**WORK TO BE COMPLETED**
For the entries that follow, produce an exact copy with no pictures in it.

*** Opening RAW DATA ***

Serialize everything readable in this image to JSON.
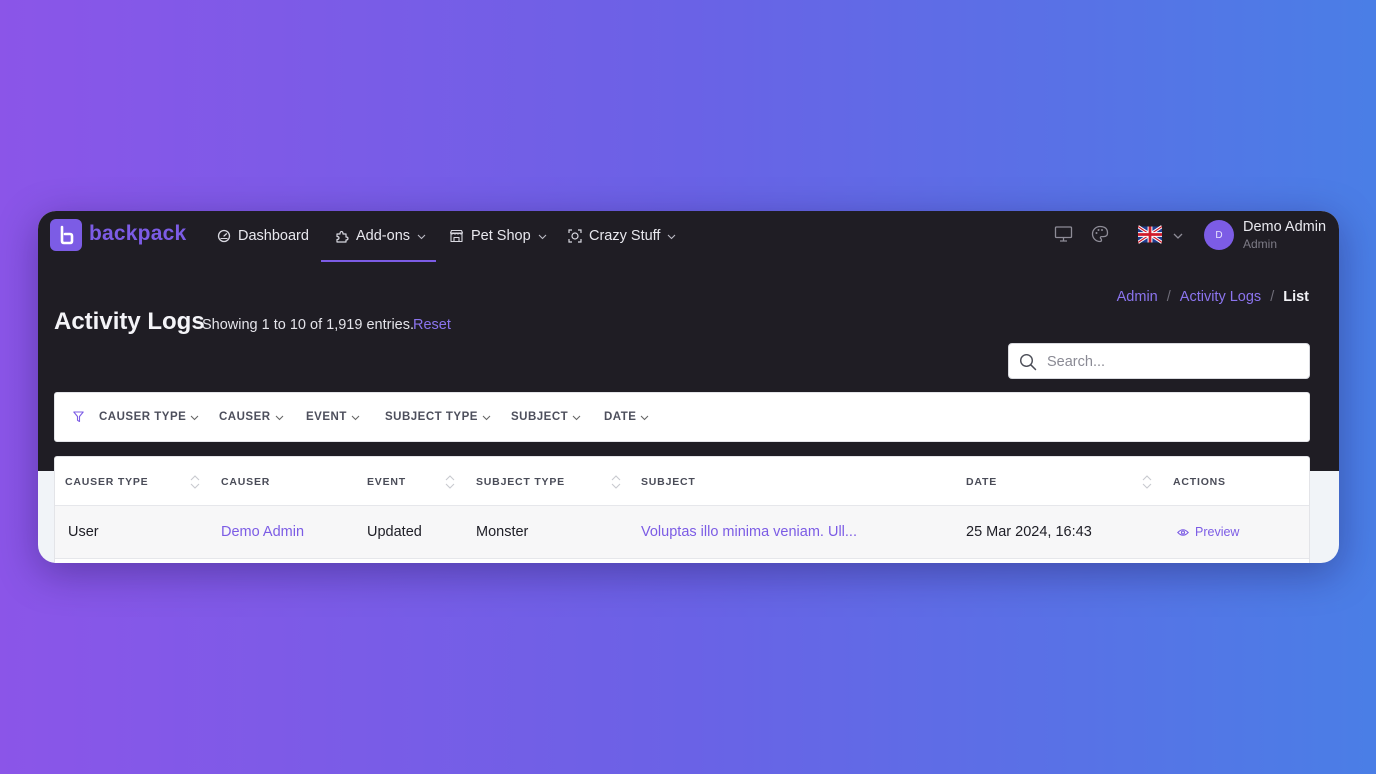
{
  "brand": {
    "name": "backpack",
    "accent": "#7c5ce5"
  },
  "nav": {
    "dashboard": "Dashboard",
    "addons": "Add-ons",
    "petshop": "Pet Shop",
    "crazy": "Crazy Stuff"
  },
  "user": {
    "initial": "D",
    "name": "Demo Admin",
    "role": "Admin"
  },
  "breadcrumb": {
    "items": [
      "Admin",
      "Activity Logs"
    ],
    "current": "List",
    "separator": "/"
  },
  "page": {
    "title": "Activity Logs",
    "entries_text": "Showing 1 to 10 of 1,919 entries.",
    "reset_label": "Reset"
  },
  "search": {
    "placeholder": "Search..."
  },
  "filters": [
    "CAUSER TYPE",
    "CAUSER",
    "EVENT",
    "SUBJECT TYPE",
    "SUBJECT",
    "DATE"
  ],
  "table": {
    "columns": [
      "CAUSER TYPE",
      "CAUSER",
      "EVENT",
      "SUBJECT TYPE",
      "SUBJECT",
      "DATE",
      "ACTIONS"
    ],
    "rows": [
      {
        "causer_type": "User",
        "causer": "Demo Admin",
        "event": "Updated",
        "subject_type": "Monster",
        "subject": "Voluptas illo minima veniam. Ull...",
        "date": "25 Mar 2024, 16:43",
        "action": "Preview"
      }
    ]
  }
}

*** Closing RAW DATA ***

**COMPLETED TASK**
Serialize everything readable in this image to JSON.
{
  "brand": {
    "name": "backpack",
    "accent": "#7c5ce5"
  },
  "nav": {
    "dashboard": "Dashboard",
    "addons": "Add-ons",
    "petshop": "Pet Shop",
    "crazy": "Crazy Stuff"
  },
  "user": {
    "initial": "D",
    "name": "Demo Admin",
    "role": "Admin"
  },
  "breadcrumb": {
    "items": [
      "Admin",
      "Activity Logs"
    ],
    "current": "List",
    "separator": "/"
  },
  "page": {
    "title": "Activity Logs",
    "entries_text": "Showing 1 to 10 of 1,919 entries.",
    "reset_label": "Reset"
  },
  "search": {
    "placeholder": "Search..."
  },
  "filters": [
    "CAUSER TYPE",
    "CAUSER",
    "EVENT",
    "SUBJECT TYPE",
    "SUBJECT",
    "DATE"
  ],
  "table": {
    "columns": [
      "CAUSER TYPE",
      "CAUSER",
      "EVENT",
      "SUBJECT TYPE",
      "SUBJECT",
      "DATE",
      "ACTIONS"
    ],
    "rows": [
      {
        "causer_type": "User",
        "causer": "Demo Admin",
        "event": "Updated",
        "subject_type": "Monster",
        "subject": "Voluptas illo minima veniam. Ull...",
        "date": "25 Mar 2024, 16:43",
        "action": "Preview"
      }
    ]
  }
}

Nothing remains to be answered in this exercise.